Others professionals characterize the disorder based on the particular academic area where disability exists, such as reading disabilities, also known as dyslexia. However, within the dyslexia category, reading problems are broken down into auditory-linguistic dyslexia, (characterized by deficits in auditory short term memory, sound blending, sound discrimination, spelling, and sequencing) and Visual-Spatial dyslexia, demonstrating difficulties with visual memory, visual discrimination, visual analysis and synthesis, letter/word reversal, and sequencing of letters.

Learning disabilities can also be classified into a variety of different domains. The two most commonly referred to domains of difficulty include perceptual-organization problems and information processing problems. Perceptual-organizational problems typically involve difficulties in discrimination, identification, association, sequential ordering, visual- perception, visual-spatial reasoning, and analytic thinking to identify part to whole relationships. Information processing difficulties typically reflect problems in one or more kinds of cognitive processing areas, such as short term memory, long term memory, attentional problems, word retrieval, and problems with organization and categorization of verbal and non-verbal material. These different domains and subtypes are further complicated by the fact that they often overlap and co-occur.

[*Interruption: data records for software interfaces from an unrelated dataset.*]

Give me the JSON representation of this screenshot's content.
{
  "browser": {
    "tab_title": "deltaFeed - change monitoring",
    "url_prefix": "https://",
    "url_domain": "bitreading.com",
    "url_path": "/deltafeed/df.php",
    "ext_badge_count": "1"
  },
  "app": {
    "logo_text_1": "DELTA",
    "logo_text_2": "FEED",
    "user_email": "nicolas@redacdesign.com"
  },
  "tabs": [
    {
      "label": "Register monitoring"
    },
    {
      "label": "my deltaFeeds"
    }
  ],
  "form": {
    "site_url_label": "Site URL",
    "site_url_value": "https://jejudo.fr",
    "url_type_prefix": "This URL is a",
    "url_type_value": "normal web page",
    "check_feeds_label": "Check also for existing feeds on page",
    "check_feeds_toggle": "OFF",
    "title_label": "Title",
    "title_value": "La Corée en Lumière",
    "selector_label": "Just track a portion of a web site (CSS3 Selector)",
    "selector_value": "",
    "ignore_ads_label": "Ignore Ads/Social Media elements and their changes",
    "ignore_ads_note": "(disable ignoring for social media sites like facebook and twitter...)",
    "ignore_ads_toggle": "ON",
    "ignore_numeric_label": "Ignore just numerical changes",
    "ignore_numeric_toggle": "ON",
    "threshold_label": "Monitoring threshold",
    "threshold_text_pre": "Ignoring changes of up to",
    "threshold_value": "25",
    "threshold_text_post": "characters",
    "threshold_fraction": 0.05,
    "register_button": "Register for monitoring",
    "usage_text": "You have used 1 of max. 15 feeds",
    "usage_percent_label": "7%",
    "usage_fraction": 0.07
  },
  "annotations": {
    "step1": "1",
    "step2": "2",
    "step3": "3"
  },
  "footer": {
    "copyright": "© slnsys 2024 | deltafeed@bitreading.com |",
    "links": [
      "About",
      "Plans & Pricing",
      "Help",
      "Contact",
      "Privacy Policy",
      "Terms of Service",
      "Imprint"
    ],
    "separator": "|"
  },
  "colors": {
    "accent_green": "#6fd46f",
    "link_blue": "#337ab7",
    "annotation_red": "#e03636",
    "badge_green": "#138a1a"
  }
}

The causes of learning disabilities are most often assumed to be a result of some biological limitation or deficit. Biologic deficits or limitations are usually caused either by neurologic accident or event (e.g., complications at birth, anoxia, seizures, lead ingestion, etc.) and often result in hard to identify neurological abnormalities which show themselves only in terms of learning disabilities and occasionally on highly discriminating neuropsychological tests. It is also known that adults with learning disabilities who may have a familial or genetic basis for these difficulties have children who experience learning disabilities at a higher rate than parents who themselves are without learning difficulties. Therefore, it is believed, in the absence of some traumatic event, that genetics play a primary role in the development of learning deficits.